■ Problem ■
What is the number of lines in the data that contain "following"? Respond with nothing else.

■ Available data ■
────────────────────

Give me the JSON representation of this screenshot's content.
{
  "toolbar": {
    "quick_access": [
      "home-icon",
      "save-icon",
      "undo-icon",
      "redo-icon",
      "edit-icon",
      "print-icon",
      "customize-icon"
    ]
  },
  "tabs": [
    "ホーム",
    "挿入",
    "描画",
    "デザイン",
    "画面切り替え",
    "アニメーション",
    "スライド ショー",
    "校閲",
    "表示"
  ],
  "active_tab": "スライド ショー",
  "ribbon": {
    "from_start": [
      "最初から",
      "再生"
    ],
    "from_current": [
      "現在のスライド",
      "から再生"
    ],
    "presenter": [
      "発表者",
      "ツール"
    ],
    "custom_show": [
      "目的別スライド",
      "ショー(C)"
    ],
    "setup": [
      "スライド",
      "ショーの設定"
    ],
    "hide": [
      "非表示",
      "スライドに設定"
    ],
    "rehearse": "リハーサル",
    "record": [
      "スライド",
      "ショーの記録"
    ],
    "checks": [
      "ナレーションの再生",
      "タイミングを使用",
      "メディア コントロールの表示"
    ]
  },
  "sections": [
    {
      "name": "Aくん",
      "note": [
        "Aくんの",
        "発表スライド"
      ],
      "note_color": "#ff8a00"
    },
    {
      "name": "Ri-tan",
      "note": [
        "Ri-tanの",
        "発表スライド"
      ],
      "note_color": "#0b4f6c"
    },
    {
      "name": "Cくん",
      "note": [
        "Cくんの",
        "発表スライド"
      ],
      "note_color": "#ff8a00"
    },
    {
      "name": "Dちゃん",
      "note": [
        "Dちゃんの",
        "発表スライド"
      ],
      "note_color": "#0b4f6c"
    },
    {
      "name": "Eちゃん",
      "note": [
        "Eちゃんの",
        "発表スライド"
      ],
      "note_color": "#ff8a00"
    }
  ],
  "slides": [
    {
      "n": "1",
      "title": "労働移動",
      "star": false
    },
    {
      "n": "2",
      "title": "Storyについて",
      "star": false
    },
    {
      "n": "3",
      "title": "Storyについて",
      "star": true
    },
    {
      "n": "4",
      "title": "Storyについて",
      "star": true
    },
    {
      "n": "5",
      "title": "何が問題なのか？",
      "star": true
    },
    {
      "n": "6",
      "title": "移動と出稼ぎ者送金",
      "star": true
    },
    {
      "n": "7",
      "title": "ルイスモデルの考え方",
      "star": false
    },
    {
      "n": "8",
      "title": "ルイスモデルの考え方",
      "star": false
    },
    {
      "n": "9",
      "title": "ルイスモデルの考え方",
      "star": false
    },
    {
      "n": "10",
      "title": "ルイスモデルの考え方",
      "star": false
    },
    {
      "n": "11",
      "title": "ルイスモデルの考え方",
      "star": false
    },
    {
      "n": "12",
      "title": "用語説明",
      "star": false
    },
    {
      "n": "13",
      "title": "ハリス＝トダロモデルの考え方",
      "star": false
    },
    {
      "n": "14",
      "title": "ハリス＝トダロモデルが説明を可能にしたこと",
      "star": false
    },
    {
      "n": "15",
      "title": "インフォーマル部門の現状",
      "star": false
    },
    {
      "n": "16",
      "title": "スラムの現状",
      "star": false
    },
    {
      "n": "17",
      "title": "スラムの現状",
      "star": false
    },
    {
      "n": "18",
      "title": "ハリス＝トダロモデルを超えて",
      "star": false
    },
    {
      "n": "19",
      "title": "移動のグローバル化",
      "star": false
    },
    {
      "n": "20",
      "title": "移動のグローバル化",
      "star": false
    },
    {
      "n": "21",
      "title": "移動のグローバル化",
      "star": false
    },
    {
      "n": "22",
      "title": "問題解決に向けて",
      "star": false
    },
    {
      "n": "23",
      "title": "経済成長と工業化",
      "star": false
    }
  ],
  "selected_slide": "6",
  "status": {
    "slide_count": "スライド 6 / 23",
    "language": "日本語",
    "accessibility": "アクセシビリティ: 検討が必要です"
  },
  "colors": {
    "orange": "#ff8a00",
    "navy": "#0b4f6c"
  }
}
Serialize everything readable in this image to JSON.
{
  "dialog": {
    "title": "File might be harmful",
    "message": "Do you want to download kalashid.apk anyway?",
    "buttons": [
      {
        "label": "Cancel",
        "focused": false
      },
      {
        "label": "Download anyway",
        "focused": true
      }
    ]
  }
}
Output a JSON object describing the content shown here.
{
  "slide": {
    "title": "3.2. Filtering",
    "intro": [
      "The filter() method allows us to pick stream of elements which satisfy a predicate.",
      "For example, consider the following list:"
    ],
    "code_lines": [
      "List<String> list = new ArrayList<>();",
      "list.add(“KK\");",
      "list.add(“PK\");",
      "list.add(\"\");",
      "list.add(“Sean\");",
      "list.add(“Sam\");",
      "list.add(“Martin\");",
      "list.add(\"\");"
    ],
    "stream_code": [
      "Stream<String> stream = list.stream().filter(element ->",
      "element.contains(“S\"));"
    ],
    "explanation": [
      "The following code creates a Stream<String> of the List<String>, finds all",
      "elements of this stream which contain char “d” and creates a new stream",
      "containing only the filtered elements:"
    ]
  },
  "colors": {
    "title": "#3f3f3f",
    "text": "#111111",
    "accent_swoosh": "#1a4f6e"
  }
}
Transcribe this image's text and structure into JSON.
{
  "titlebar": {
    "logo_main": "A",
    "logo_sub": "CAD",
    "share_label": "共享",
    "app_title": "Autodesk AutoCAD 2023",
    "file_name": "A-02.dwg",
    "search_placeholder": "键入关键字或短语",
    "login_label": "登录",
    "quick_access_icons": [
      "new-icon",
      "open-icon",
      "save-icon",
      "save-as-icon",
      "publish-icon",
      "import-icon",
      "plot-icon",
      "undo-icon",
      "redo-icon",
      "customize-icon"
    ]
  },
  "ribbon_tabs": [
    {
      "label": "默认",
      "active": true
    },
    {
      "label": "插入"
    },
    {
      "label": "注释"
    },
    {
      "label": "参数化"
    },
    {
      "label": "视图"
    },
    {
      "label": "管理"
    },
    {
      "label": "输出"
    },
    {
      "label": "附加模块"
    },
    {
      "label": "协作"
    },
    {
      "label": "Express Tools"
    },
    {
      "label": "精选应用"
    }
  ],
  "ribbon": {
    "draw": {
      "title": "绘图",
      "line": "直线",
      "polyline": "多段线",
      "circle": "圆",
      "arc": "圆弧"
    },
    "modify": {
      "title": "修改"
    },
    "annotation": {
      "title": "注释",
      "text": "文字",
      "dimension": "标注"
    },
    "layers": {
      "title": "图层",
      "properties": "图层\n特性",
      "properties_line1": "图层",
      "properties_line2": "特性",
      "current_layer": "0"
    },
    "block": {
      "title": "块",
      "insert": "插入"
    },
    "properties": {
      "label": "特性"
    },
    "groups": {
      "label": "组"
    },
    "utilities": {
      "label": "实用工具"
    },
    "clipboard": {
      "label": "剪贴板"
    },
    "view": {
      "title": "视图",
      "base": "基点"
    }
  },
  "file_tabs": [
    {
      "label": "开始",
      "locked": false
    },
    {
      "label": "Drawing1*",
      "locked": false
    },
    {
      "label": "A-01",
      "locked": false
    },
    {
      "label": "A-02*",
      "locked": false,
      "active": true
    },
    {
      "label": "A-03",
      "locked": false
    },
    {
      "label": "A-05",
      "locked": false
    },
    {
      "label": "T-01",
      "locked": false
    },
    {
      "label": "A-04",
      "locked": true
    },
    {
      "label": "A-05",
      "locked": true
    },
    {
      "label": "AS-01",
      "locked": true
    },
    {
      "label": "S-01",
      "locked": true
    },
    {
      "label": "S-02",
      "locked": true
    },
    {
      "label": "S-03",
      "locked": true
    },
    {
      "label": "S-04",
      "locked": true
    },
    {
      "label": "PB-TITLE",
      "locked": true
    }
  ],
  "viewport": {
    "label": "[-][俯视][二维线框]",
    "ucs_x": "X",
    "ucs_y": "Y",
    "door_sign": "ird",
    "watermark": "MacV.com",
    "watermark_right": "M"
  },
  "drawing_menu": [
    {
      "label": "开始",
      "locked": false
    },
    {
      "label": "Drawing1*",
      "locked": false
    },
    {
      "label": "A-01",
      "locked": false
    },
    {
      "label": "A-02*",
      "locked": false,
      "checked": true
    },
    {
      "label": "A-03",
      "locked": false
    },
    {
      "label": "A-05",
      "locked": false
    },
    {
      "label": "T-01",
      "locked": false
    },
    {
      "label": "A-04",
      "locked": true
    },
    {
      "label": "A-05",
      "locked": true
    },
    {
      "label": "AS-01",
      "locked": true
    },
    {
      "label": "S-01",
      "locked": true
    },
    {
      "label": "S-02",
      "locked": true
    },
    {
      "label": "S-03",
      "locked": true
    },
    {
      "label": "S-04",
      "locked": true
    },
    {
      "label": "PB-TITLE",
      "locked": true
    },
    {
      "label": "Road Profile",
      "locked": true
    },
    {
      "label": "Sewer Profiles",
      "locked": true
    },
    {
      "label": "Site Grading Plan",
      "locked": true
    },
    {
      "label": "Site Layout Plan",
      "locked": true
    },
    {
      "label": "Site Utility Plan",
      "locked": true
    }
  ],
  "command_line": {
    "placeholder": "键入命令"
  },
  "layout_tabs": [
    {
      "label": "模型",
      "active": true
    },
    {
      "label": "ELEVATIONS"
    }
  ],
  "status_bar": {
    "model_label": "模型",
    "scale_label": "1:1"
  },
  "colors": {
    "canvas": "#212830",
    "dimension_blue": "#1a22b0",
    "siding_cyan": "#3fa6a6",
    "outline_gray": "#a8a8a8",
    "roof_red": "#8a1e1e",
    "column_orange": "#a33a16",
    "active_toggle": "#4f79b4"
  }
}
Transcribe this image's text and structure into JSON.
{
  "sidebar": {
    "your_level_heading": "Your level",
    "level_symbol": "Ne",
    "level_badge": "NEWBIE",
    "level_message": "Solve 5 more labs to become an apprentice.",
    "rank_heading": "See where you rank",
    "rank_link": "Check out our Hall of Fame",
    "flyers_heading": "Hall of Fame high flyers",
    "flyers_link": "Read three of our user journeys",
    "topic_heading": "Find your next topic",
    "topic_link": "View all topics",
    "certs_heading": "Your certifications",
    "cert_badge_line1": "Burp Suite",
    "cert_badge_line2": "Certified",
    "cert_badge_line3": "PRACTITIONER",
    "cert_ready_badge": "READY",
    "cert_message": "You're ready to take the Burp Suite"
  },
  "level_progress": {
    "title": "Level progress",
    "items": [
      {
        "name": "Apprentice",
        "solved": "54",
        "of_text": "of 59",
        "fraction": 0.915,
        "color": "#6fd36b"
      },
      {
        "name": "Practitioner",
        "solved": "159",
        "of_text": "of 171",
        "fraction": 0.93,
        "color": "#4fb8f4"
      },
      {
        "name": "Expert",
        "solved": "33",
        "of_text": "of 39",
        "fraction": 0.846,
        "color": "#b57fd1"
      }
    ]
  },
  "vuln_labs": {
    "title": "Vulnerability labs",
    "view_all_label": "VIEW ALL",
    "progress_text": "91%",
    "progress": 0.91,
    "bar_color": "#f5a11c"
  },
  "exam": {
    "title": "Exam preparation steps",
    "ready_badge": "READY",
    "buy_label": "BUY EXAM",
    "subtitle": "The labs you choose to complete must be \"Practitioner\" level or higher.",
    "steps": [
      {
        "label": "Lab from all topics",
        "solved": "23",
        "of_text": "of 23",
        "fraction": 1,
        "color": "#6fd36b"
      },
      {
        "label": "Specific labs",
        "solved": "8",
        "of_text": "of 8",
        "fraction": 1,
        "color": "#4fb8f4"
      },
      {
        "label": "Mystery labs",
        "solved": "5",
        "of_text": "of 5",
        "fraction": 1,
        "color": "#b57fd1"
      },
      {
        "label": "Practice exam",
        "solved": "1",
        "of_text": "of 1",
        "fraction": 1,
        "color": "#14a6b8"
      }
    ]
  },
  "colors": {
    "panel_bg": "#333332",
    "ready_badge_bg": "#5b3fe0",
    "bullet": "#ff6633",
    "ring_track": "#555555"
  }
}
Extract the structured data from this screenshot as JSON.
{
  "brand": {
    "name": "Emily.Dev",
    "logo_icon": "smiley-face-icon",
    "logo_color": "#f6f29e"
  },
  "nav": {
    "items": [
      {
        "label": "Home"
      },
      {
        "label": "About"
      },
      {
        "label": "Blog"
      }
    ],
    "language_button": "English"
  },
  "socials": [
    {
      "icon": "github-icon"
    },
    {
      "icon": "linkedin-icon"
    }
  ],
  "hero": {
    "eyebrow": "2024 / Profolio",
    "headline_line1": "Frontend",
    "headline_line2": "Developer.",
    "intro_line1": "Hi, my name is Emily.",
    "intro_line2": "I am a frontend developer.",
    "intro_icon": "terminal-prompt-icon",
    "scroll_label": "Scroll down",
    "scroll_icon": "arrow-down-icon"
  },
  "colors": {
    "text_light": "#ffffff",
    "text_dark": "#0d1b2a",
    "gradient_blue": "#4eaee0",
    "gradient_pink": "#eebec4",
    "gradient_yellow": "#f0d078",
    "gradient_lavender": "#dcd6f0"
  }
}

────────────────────

■ Answer section ■
2